Stored dataset items

>>

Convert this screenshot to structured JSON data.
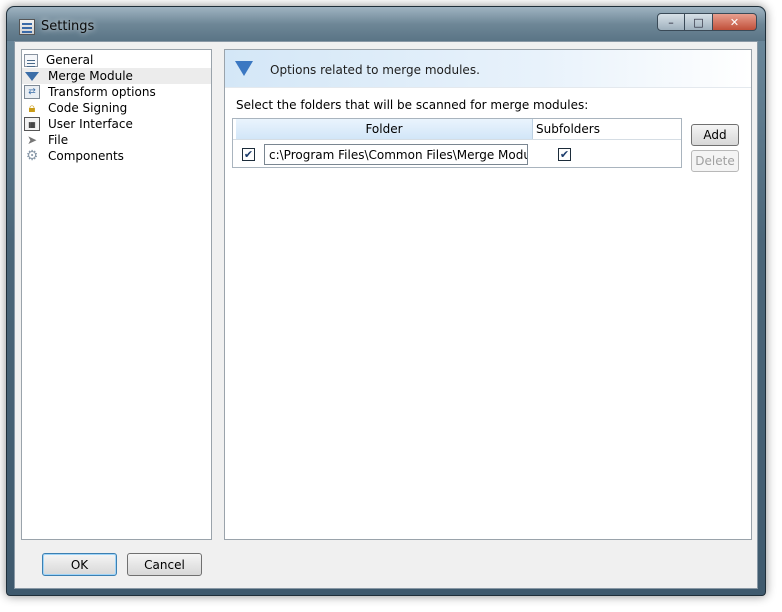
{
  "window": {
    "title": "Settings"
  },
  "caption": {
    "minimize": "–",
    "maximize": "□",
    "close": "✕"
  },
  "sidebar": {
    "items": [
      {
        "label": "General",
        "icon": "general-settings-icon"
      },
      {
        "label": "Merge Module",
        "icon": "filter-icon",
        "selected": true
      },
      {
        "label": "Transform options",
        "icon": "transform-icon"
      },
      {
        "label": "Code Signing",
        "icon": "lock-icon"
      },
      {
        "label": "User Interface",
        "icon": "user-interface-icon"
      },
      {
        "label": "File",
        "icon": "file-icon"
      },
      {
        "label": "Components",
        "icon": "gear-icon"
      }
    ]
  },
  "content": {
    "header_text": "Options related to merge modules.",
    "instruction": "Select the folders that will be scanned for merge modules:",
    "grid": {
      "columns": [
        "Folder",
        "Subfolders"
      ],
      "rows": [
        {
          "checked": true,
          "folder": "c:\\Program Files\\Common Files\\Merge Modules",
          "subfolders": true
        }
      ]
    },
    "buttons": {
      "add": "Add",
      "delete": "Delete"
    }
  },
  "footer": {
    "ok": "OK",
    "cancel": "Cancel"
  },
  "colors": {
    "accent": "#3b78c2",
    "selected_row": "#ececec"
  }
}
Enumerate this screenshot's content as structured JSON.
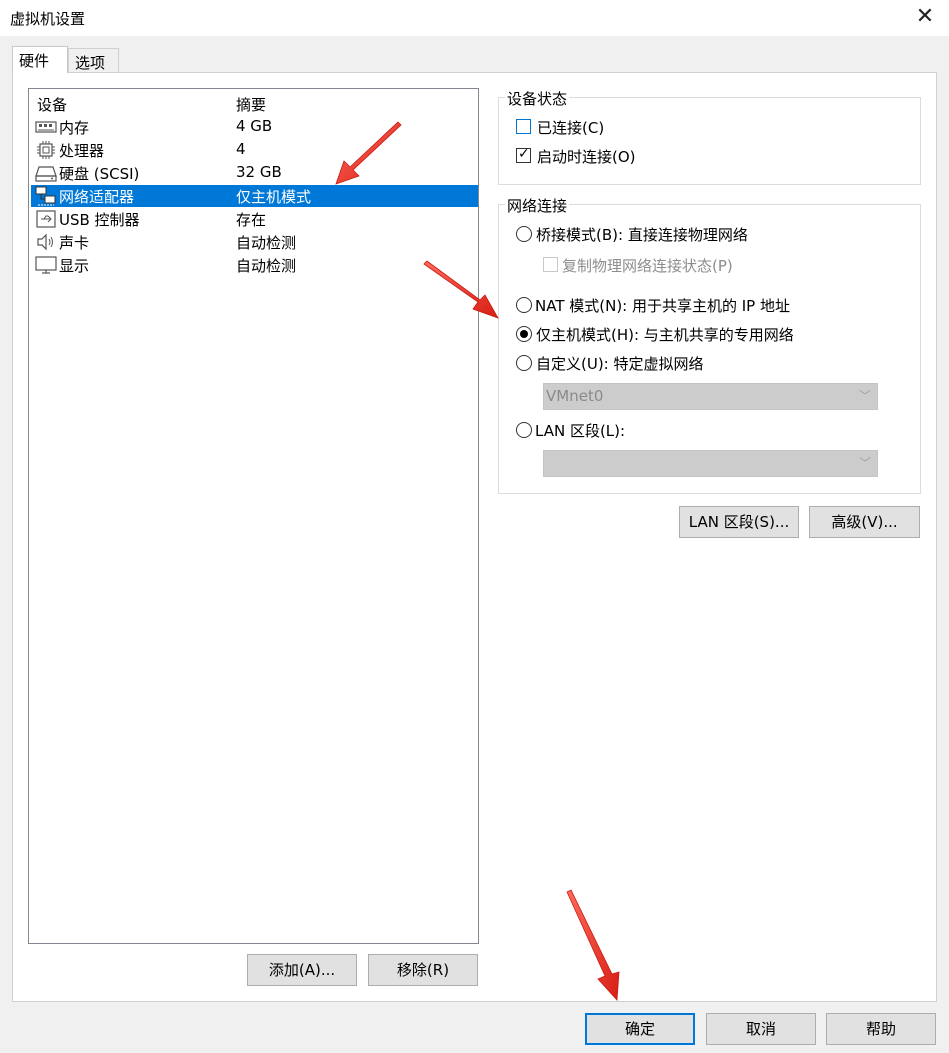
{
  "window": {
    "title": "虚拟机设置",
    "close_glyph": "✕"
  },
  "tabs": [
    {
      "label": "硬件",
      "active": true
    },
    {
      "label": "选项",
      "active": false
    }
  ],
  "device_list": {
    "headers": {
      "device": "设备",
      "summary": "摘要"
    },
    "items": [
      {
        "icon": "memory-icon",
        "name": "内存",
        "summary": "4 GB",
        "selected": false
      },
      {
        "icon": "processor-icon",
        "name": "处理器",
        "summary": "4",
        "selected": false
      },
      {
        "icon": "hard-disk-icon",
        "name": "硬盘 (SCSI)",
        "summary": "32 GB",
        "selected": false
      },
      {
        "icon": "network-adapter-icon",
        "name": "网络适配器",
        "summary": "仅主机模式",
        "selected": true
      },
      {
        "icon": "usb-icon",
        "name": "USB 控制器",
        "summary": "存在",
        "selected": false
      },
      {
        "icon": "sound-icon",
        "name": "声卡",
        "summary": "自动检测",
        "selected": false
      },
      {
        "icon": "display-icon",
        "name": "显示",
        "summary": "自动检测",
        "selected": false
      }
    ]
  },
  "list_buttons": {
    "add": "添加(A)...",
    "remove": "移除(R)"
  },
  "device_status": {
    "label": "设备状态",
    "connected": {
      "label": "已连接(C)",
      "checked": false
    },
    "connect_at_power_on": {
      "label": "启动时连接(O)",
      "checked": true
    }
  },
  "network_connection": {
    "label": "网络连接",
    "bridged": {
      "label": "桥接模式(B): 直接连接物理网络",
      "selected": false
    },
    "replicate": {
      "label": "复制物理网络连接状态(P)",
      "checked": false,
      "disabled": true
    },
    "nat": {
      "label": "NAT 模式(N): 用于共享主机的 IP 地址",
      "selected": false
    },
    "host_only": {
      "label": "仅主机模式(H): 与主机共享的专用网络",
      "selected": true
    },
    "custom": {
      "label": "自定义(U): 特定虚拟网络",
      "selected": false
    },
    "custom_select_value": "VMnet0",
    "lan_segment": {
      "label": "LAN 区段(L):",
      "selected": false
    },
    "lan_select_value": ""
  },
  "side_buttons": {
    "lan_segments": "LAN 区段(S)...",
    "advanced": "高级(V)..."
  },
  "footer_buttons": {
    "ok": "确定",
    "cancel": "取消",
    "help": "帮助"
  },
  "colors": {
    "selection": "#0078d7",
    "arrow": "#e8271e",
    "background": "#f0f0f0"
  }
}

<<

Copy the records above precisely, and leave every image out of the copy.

Convert this screenshot to structured JSON data.
{
  "window": {
    "title": "Settings"
  },
  "caption": {
    "minimize": "–",
    "maximize": "□",
    "close": "✕"
  },
  "sidebar": {
    "items": [
      {
        "label": "General",
        "icon": "general-settings-icon"
      },
      {
        "label": "Merge Module",
        "icon": "filter-icon",
        "selected": true
      },
      {
        "label": "Transform options",
        "icon": "transform-icon"
      },
      {
        "label": "Code Signing",
        "icon": "lock-icon"
      },
      {
        "label": "User Interface",
        "icon": "user-interface-icon"
      },
      {
        "label": "File",
        "icon": "file-icon"
      },
      {
        "label": "Components",
        "icon": "gear-icon"
      }
    ]
  },
  "content": {
    "header_text": "Options related to merge modules.",
    "instruction": "Select the folders that will be scanned for merge modules:",
    "grid": {
      "columns": [
        "Folder",
        "Subfolders"
      ],
      "rows": [
        {
          "checked": true,
          "folder": "c:\\Program Files\\Common Files\\Merge Modules",
          "subfolders": true
        }
      ]
    },
    "buttons": {
      "add": "Add",
      "delete": "Delete"
    }
  },
  "footer": {
    "ok": "OK",
    "cancel": "Cancel"
  },
  "colors": {
    "accent": "#3b78c2",
    "selected_row": "#ececec"
  }
}
Enumerate this screenshot's content as structured JSON.
{
  "window": {
    "title": "虚拟机设置",
    "close_glyph": "✕"
  },
  "tabs": [
    {
      "label": "硬件",
      "active": true
    },
    {
      "label": "选项",
      "active": false
    }
  ],
  "device_list": {
    "headers": {
      "device": "设备",
      "summary": "摘要"
    },
    "items": [
      {
        "icon": "memory-icon",
        "name": "内存",
        "summary": "4 GB",
        "selected": false
      },
      {
        "icon": "processor-icon",
        "name": "处理器",
        "summary": "4",
        "selected": false
      },
      {
        "icon": "hard-disk-icon",
        "name": "硬盘 (SCSI)",
        "summary": "32 GB",
        "selected": false
      },
      {
        "icon": "network-adapter-icon",
        "name": "网络适配器",
        "summary": "仅主机模式",
        "selected": true
      },
      {
        "icon": "usb-icon",
        "name": "USB 控制器",
        "summary": "存在",
        "selected": false
      },
      {
        "icon": "sound-icon",
        "name": "声卡",
        "summary": "自动检测",
        "selected": false
      },
      {
        "icon": "display-icon",
        "name": "显示",
        "summary": "自动检测",
        "selected": false
      }
    ]
  },
  "list_buttons": {
    "add": "添加(A)...",
    "remove": "移除(R)"
  },
  "device_status": {
    "label": "设备状态",
    "connected": {
      "label": "已连接(C)",
      "checked": false
    },
    "connect_at_power_on": {
      "label": "启动时连接(O)",
      "checked": true
    }
  },
  "network_connection": {
    "label": "网络连接",
    "bridged": {
      "label": "桥接模式(B): 直接连接物理网络",
      "selected": false
    },
    "replicate": {
      "label": "复制物理网络连接状态(P)",
      "checked": false,
      "disabled": true
    },
    "nat": {
      "label": "NAT 模式(N): 用于共享主机的 IP 地址",
      "selected": false
    },
    "host_only": {
      "label": "仅主机模式(H): 与主机共享的专用网络",
      "selected": true
    },
    "custom": {
      "label": "自定义(U): 特定虚拟网络",
      "selected": false
    },
    "custom_select_value": "VMnet0",
    "lan_segment": {
      "label": "LAN 区段(L):",
      "selected": false
    },
    "lan_select_value": ""
  },
  "side_buttons": {
    "lan_segments": "LAN 区段(S)...",
    "advanced": "高级(V)..."
  },
  "footer_buttons": {
    "ok": "确定",
    "cancel": "取消",
    "help": "帮助"
  },
  "colors": {
    "selection": "#0078d7",
    "arrow": "#e8271e",
    "background": "#f0f0f0"
  }
}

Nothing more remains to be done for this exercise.